Re:View – ‘Sleep Tight’
If you’re ever beset with the nagging suspicion that Hollywood has lost its cojones when it comes to nail-biting thrillers, check out Jaume Balaguero’s ‘Mientras Duermes’ (‘Sleep Tight’) and spend the rest of the night awake…it hinges on such a simple idea, I’m staggered no-one has thought of it before.
Cesar (beetle-browed Luis Tosar) is the concierge of an elegant Spanish apartment block. He’s solicitous and helpful, softly spoken and kind to everyone. He’s also sleeping with the most beautiful woman in the building.
There’s only one snag. She doesn’t know about it.
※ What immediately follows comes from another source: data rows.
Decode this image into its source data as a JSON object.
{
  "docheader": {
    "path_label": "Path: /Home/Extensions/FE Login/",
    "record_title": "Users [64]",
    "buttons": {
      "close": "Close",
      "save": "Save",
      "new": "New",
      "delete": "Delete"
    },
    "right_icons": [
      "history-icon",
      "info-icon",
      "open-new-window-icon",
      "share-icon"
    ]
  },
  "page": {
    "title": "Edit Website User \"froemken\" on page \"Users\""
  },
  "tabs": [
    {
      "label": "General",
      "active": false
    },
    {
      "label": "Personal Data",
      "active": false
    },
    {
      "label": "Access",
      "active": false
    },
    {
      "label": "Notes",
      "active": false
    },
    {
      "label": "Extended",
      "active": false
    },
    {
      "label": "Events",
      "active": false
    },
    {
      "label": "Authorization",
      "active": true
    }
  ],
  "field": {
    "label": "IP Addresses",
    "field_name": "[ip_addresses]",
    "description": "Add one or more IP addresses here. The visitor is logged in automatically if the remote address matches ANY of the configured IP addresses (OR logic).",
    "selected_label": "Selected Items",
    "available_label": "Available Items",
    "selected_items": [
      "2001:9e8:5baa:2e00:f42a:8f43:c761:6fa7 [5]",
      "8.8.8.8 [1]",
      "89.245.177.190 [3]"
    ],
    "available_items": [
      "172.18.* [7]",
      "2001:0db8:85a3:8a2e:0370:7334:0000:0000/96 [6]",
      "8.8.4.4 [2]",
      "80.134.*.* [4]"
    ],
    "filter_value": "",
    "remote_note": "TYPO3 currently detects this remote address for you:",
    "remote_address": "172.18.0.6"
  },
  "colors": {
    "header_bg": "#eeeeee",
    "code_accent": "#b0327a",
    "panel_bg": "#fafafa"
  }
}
Because Cesar manipulates everyone. He has keys to all the apartments, so he can let himself in and do whatever he likes, whether it’s doctoring the residents’ food, poisoning their bathroom requisites or making them all suspicious of one another. His purpose is to make them really unhappy. We’ve seen plenty of creepy movies in which the killer invades someone’s private space (hey, I wrote one) but using her toothbrush? That’s really invasive.
Of course, there wouldn’t be much suspense if Cesar simply got his own way for an hour and a half. There are various flies in the ointment, including the old man upstairs who hates him and the beady-eyed little girl who has seen him letting himself into apartments at night, and who is now blackmailing him for her silence. The question is, how far will Cesar go to protect himself?
A bigger problem is, how far can the director go to make us root for a man who is so utterly cruel? Cesar confesses to his hospitalised mother, and the building is getting suspicious of him, so Cesar’s finely wrought plans aren’t exactly going all his way. Balaguero, who made the ‘[Rec]’ movies, brilliantly keeps the audience on a knife edge of anxiety, alternately hating Cesar and wanting him to get away with it. The director’s cleverest trick is to give us both at once and then make us suffer for getting what we wanted, and he does so in a way that has you flinching without revelling in gore (with the exception of one genuinely shocking scene).
The cinematography is stunning, and the level of tension is racked up to an almost unbearable degree. This could be the best study of a psychopath since ‘Psycho’. Apparently audiences are now checking under their beds before they go to sleep. The film premieres in London at ‘Frightfest’ in August.